The Las Vegas Consumer Electronics Show, or CES as it is better known, is all about more advanced, sleeker and powerful pieces of technology. But the one company that stood out the most to me creates a product that doesn't plug in or have a battery.
American Greetings -- the Cleveland-based maker of greeting cards -- totally caught me off guard with its effective and poignant #DeviceLikeNoOther campaign. The company started teasing its presence at CES a few weeks before the show by saying this new "device" has the "ability to deliver the most powerful messages," has "unlimited capacity for memories" and "won’t catch fire when you charge it. Only if you light it on fire."
I correctly guessed to a company representative that the "device" was a greeting card. She remained coy. I continued to think the whole idea was lame.
Related: The Coolest Things I Saw at CES 2017
The company hired Parks and Recreation actor Nick Offerman and Randi Zuckerberg to be the faces of its CES campaign and hooked me in with interview opportunities with both.
Then I actually visited the company's booth and the campaign clicked for me.
American Greetings drew a large crowd both times I visited. People sat at tables picking out greeting cards (some specially made for CES) and worked with company writers and designers to craft a message to their loved ones.
In this age of texting and Facebook messages, I had never sat down for a few minutes to convey a message. I bet that's the case for many others.

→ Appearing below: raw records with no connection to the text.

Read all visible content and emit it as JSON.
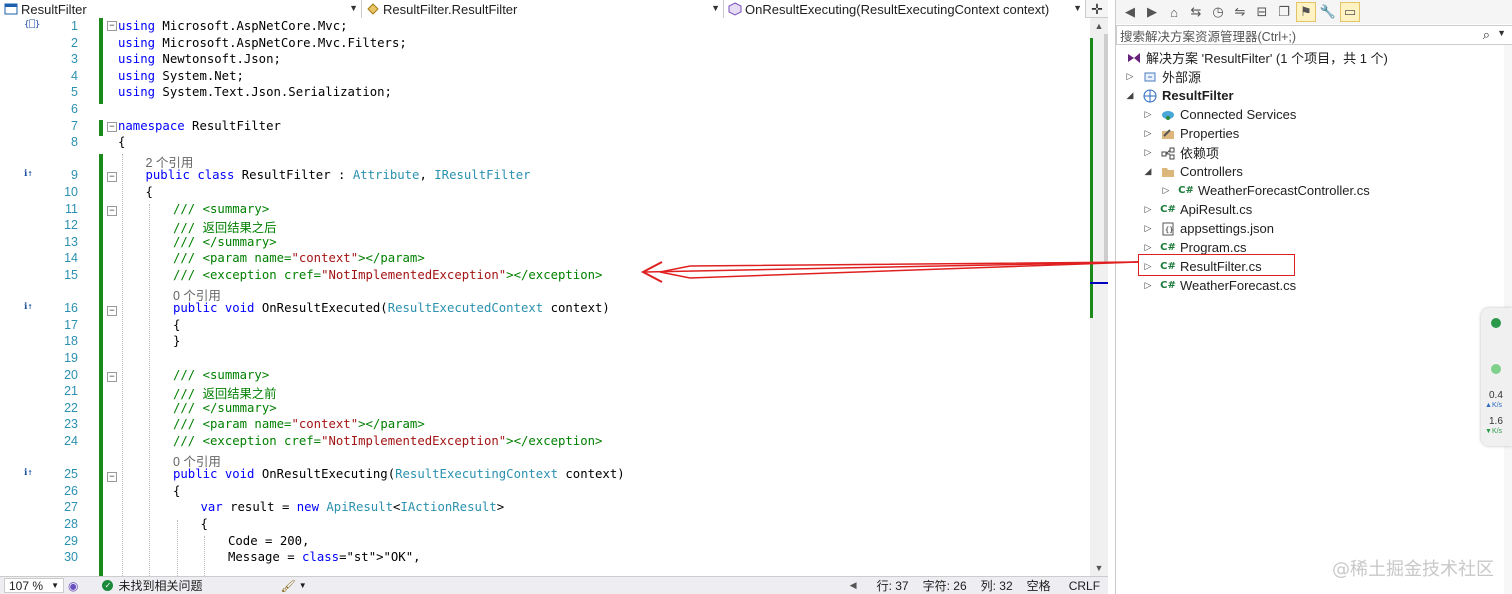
{
  "nav": {
    "project": "ResultFilter",
    "class": "ResultFilter.ResultFilter",
    "member": "OnResultExecuting(ResultExecutingContext context)"
  },
  "code": {
    "lines": [
      {
        "n": "1",
        "t": "using Microsoft.AspNetCore.Mvc;"
      },
      {
        "n": "2",
        "t": "using Microsoft.AspNetCore.Mvc.Filters;"
      },
      {
        "n": "3",
        "t": "using Newtonsoft.Json;"
      },
      {
        "n": "4",
        "t": "using System.Net;"
      },
      {
        "n": "5",
        "t": "using System.Text.Json.Serialization;"
      },
      {
        "n": "6",
        "t": ""
      },
      {
        "n": "7",
        "t": "namespace ResultFilter"
      },
      {
        "n": "8",
        "t": "{"
      },
      {
        "n": "",
        "t": "2 个引用"
      },
      {
        "n": "9",
        "t": "public class ResultFilter : Attribute, IResultFilter"
      },
      {
        "n": "10",
        "t": "{"
      },
      {
        "n": "11",
        "t": "/// <summary>"
      },
      {
        "n": "12",
        "t": "/// 返回结果之后"
      },
      {
        "n": "13",
        "t": "/// </summary>"
      },
      {
        "n": "14",
        "t": "/// <param name=\"context\"></param>"
      },
      {
        "n": "15",
        "t": "/// <exception cref=\"NotImplementedException\"></exception>"
      },
      {
        "n": "",
        "t": "0 个引用"
      },
      {
        "n": "16",
        "t": "public void OnResultExecuted(ResultExecutedContext context)"
      },
      {
        "n": "17",
        "t": "{"
      },
      {
        "n": "18",
        "t": "}"
      },
      {
        "n": "19",
        "t": ""
      },
      {
        "n": "20",
        "t": "/// <summary>"
      },
      {
        "n": "21",
        "t": "/// 返回结果之前"
      },
      {
        "n": "22",
        "t": "/// </summary>"
      },
      {
        "n": "23",
        "t": "/// <param name=\"context\"></param>"
      },
      {
        "n": "24",
        "t": "/// <exception cref=\"NotImplementedException\"></exception>"
      },
      {
        "n": "",
        "t": "0 个引用"
      },
      {
        "n": "25",
        "t": "public void OnResultExecuting(ResultExecutingContext context)"
      },
      {
        "n": "26",
        "t": "{"
      },
      {
        "n": "27",
        "t": "var result = new ApiResult<IActionResult>"
      },
      {
        "n": "28",
        "t": "{"
      },
      {
        "n": "29",
        "t": "Code = 200,"
      },
      {
        "n": "30",
        "t": "Message = \"OK\","
      }
    ]
  },
  "status": {
    "zoom": "107 %",
    "issues": "未找到相关问题",
    "line": "行: 37",
    "char": "字符: 26",
    "col": "列: 32",
    "whitespace": "空格",
    "eol": "CRLF"
  },
  "solution": {
    "search_placeholder": "搜索解决方案资源管理器(Ctrl+;)",
    "root": "解决方案 'ResultFilter' (1 个项目，共 1 个)",
    "nodes": [
      {
        "label": "外部源"
      },
      {
        "label": "ResultFilter"
      },
      {
        "label": "Connected Services"
      },
      {
        "label": "Properties"
      },
      {
        "label": "依赖项"
      },
      {
        "label": "Controllers"
      },
      {
        "label": "WeatherForecastController.cs"
      },
      {
        "label": "ApiResult.cs"
      },
      {
        "label": "appsettings.json"
      },
      {
        "label": "Program.cs"
      },
      {
        "label": "ResultFilter.cs"
      },
      {
        "label": "WeatherForecast.cs"
      }
    ]
  },
  "widget": {
    "up": "0.4",
    "down": "1.6",
    "unit": "K/s"
  },
  "watermark": "@稀土掘金技术社区",
  "colors": {
    "keyword": "#0000ff",
    "type": "#2b91af",
    "comment": "#008000",
    "string": "#a31515",
    "change_bar": "#1a8a1a",
    "highlight": "#e02020"
  }
}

"Even with all the texting and emailing systems that we have, you can't really convey a sentiment with as much impact as you can with a handwritten greeting card,” Offerman told me. “When you give a card, not only are you saying, 'I took the time to choose this card and write it for you,' but you're saying what it says on the card.’” He cheekily added that providing a greeting card even in the worst of circumstances, such as getting fired, can help lessen the blow and “is a form of affection, because it's saying, 'I didn't just can you, I care enough about you to say it in a card.'"

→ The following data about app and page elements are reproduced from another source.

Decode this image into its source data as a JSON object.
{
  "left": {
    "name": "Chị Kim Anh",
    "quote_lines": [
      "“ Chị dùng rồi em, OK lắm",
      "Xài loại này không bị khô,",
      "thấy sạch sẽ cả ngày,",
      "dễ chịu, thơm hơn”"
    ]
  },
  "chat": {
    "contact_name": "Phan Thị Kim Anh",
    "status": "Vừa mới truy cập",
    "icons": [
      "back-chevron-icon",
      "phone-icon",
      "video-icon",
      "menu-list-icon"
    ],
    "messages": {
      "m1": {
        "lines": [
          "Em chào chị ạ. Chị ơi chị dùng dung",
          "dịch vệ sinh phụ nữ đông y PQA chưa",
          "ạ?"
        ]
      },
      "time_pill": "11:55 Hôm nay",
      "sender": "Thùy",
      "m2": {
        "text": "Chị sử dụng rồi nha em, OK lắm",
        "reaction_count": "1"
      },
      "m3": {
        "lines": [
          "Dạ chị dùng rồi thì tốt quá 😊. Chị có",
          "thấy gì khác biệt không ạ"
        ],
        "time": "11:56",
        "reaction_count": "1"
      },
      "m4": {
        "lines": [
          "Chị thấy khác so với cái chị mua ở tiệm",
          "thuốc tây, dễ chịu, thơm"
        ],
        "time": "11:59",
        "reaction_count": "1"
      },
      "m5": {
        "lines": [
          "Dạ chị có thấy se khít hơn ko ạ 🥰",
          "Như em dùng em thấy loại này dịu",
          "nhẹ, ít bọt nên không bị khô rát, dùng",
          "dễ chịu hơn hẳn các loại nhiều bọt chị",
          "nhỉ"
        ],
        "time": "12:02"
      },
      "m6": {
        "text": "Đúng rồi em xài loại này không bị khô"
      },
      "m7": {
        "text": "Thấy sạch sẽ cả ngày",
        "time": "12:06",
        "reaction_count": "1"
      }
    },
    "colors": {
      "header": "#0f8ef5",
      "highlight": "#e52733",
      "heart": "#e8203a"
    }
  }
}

Zuckerberg shared that out of 100 entrepreneurs featured on her show, Quit Your Day Job, one had sent her a handwritten thank you note.

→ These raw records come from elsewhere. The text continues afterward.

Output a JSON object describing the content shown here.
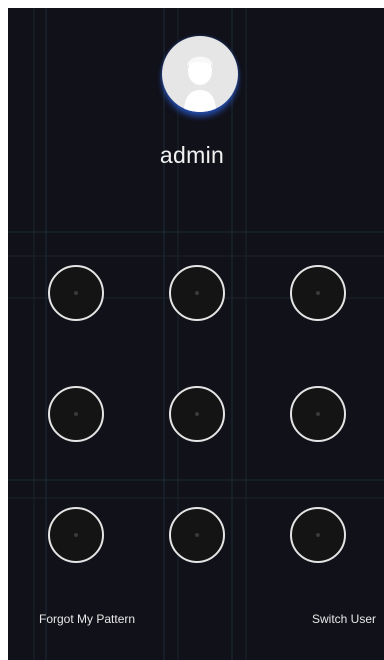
{
  "user": {
    "name": "admin",
    "avatar_icon": "user-avatar-icon"
  },
  "pattern": {
    "rows": 3,
    "cols": 3,
    "selected": []
  },
  "footer": {
    "forgot_label": "Forgot My Pattern",
    "switch_label": "Switch User"
  },
  "colors": {
    "background": "#111119",
    "ring": "#e4e4e4",
    "avatar_glow": "#2f6bd6"
  }
}
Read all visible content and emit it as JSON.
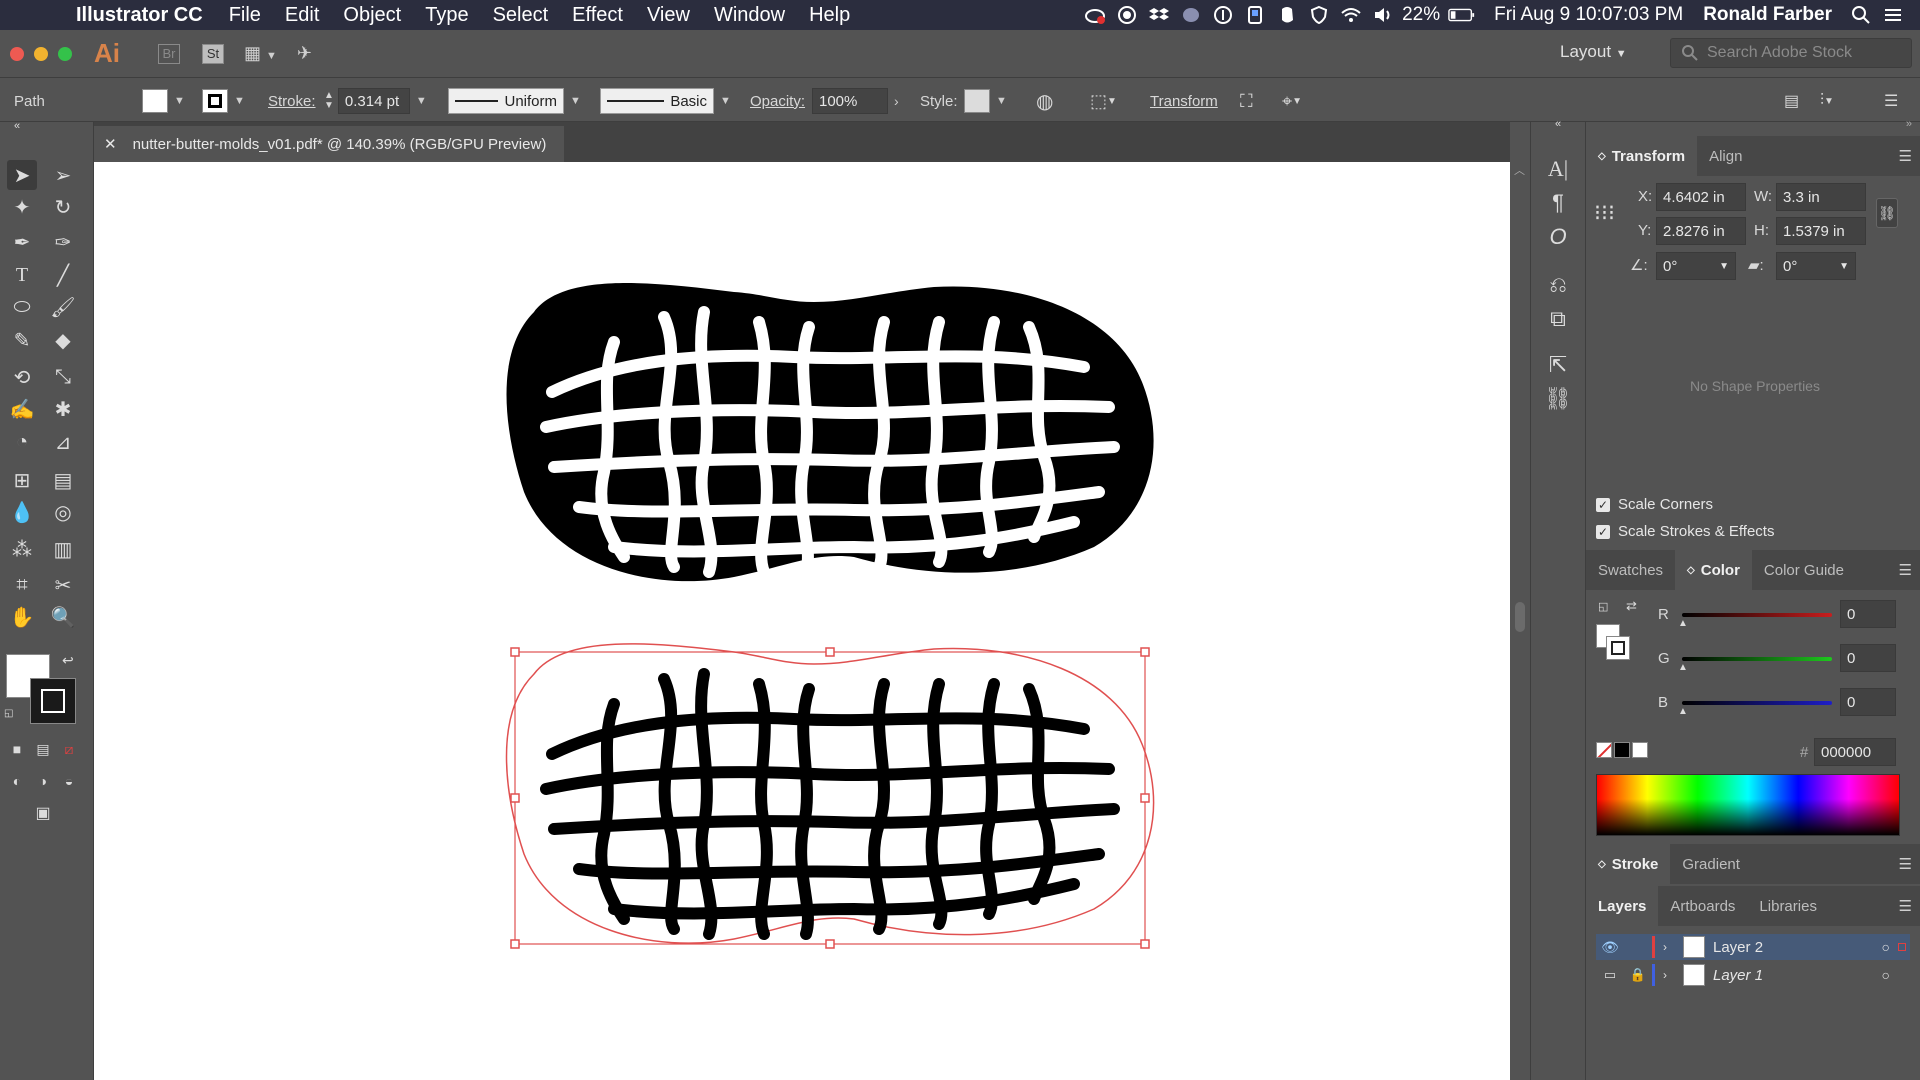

"It just stood out in my mind so much, because no one had ever sent me a handwritten card thanking me for anything in business before," she told me. “I remembered him so much that I kept going back to him for future projects and then ultimately invested in his company.”
This isn't the first time American Greetings has conducted a publicity stunt. In March during SXSW, the company hosted an event called “Analog." The message it tried to convey there was that digital creativity starts with analog thinking.
"Coming to CES allowed us to reach and connect with a new audience who we know appreciates the ability to have those meaningful connections, but may not having been thinking about it," said Alex Ho, executive director of marketing at American Greetings, in an email to Entrepreneur. "So we first got attention by being a bit cheeky -- coming to a conference where they introduce the latest high tech devices -- and then showing people how to stay connected through a paper greeting card and the still relevant power of that medium."
Even a cynic like me thought the campaign worked. I brought home three greeting cards: one for my girlfriend and two for co-workers. My girlfriend was delighted seeing her name expertly printed on a card and my cheesy message of love.
And my message of appreciation for my co-workers was well received. One said that she appreciated that I took the time to be thoughtful in my apologetic message for being a "CE … Ass." (I worked with American Greetings senior writer Greg Vovos for a few long minutes on that pun. I suggested "shell being seeing you soon" for another person's card that featured a snail.)
So, I see two big takeaways here.
The first is to be creative in how you get your brand out there, but always stick to your core mission.
The other is that people appreciate any gestures in which you dedicate time to, including, of course, handwritten notes on a thin piece of cardboard that cost you a few dollars.